non-Hodgkin lymphoma (NHL) & acute lymphoblastic leukemia (ALL)
In 2019, knots started to appear on my neck and jawline. My face was also massively swollen. I was unrecognizable. I had difficulty breathing, and major parts of my body were swollen as well. After several tests and two surgeries, I was unexpectedly diagnosed with non-Hodgkin T-cell lymphoma (NHL). I was told that if the cancer had stages, I was considered stage 4.
I was 29 years old and employed as an elementary school teacher. I had to take an unpaid emergency leave of absence from work and was admitted to the hospital to begin chemotherapy treatment. After receiving intensive chemotherapy for about 2 months, I went into remission and was discharged from the hospital.
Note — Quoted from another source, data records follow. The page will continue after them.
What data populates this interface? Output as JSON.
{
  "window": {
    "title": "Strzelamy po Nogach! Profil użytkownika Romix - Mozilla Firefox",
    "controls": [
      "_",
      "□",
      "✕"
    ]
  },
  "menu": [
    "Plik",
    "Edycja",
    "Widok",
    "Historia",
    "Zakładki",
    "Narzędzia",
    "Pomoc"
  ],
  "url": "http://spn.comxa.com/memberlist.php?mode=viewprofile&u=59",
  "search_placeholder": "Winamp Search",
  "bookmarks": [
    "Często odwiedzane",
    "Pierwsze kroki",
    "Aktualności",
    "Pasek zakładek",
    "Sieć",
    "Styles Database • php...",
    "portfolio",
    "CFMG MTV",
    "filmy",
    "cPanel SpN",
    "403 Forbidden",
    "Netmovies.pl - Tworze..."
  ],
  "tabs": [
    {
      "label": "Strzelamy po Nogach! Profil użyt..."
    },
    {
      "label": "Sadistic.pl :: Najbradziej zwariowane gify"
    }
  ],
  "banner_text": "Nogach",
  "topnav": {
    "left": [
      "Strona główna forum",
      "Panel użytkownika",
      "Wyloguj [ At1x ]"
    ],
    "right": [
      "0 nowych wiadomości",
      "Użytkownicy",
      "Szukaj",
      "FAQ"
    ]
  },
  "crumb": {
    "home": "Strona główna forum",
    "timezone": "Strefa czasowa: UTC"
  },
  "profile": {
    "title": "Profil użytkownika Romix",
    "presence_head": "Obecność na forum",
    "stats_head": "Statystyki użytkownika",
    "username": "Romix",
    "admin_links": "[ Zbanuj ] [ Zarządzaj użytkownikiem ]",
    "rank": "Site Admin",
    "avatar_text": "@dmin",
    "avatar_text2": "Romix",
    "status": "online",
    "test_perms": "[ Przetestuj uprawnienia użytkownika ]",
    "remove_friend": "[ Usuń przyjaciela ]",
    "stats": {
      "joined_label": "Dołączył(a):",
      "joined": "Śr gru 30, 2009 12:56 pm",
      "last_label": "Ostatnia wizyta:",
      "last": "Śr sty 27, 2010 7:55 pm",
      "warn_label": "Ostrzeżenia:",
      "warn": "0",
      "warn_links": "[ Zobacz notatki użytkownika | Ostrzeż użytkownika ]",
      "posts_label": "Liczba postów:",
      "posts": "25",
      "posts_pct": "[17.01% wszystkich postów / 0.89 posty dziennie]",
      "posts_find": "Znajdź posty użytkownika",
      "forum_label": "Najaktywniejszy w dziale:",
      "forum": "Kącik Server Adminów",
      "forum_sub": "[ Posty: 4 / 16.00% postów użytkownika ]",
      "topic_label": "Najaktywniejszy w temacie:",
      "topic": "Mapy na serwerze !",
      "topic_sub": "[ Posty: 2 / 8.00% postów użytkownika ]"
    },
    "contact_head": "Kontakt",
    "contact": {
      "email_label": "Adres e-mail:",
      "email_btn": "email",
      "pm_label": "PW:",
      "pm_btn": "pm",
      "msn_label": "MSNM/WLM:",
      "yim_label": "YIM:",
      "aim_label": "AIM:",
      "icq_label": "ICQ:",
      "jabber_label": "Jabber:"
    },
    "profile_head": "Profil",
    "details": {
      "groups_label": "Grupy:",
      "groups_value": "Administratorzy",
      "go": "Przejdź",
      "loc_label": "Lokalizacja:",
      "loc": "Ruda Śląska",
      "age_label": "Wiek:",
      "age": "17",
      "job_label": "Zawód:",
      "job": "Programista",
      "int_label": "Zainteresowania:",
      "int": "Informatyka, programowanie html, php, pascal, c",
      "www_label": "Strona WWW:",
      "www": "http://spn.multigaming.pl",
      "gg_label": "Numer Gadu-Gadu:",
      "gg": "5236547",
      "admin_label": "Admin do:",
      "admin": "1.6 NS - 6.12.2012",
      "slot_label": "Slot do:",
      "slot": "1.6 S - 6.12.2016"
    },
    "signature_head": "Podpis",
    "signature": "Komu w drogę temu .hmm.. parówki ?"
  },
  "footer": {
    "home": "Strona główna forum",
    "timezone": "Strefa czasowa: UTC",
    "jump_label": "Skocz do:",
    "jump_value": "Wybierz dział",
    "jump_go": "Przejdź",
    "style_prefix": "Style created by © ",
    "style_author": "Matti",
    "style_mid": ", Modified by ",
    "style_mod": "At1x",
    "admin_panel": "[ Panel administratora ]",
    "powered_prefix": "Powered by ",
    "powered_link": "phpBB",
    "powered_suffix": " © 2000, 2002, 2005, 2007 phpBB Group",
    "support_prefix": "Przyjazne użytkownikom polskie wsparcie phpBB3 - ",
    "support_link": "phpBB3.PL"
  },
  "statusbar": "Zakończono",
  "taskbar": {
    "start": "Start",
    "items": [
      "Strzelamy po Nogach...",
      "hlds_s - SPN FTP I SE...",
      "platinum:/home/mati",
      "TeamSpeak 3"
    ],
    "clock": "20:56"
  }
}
In 2020, I progressed to phase 2 of my treatment plan but experienced some complications. I then decided to briefly discontinue treatment due to the adverse physical and emotional impacts. I decided to work on my physical, mental, and emotional well-being. I engaged in physical activity and started receiving counseling/therapy. I was traumatized and did not have the opportunity to reflect and process all that happened.
A few months after discontinuing treatment, I went to the emergency room due to abdominal pain. I was admitted to the hospital for further testing. The doctors concluded that my cancer had returned. But this time, I was diagnosed with acute lymphoblastic leukemia (ALL). I began receiving chemotherapy treatment as an outpatient. However, I found myself continually in and out of the hospital. My body was not responding well to the chemotherapy drugs, and as a result, I experienced more complications. Chemotherapy had become a blessing and a curse. I suffered intense pain, developed acute pancreatitis, lost a tremendous amount of weight (about 50 pounds), could no longer hold down or digest food, and my body was unable to absorb nutrients.
My treatment plan was modified several times, however, there was still an underlying issue that no one could detect or pinpoint. In 2021, I was admitted into the hospital yet again. This time, I ended up staying for 3 months! I was being closely monitored, and the idea of surgery was discussed. I was discouraged, lost my desire to eat, and had no desire to live. I accepted the fact that this was my life now, hopeless. But deep down inside, I knew I wanted to live. I just did not know how it was going to happen. It was in these moments that I had to learn how to exercise my faith in God.
I agreed to receive gastrointestinal surgery, though there was no guarantee that the doctors would find what they were looking for. Thank God, they did! They went in, discovered the underlying issue, performed a bypass, and reconnected my intestines. I got my miracle!
Since that surgery, I was able to eat and digest food again. I was also excited about life and encouraged to dream again. I gained weight and became the healthiest I have ever been. I continued with treatment and progressed through the next phases.
Fast forward to 2023, I am healed of cancer, finishing up my treatment regimen, and publishing a book about my health journey to encourage other patients, their families, and anyone who may face adversity. I am truly thankful for The Leukemia and Lymphoma Society (LLS) and the difference being made in the lives of many patients. As a classroom teacher, my first and second-grade students have participated in raising money each year for The Leukemia and Lymphoma Society. We have won first and third place for the most money raised in the entire school. As I hung my award-winning banner on my classroom wall, I never thought I would eventually become a recipient of those contributions. While receiving treatment, I could return to work.
The social worker in the hospital was able to apply to receive funding from LLS. I was approved and received a check in the mail. With it, I was able to pay for transportation, buy food and basic necessities, and cover some medical expenses. I look back now and realize how my students and I were not only changing the lives of others, but we were also sowing seeds for me to reap the harvest in my own time of need. I am so grateful. Thank you!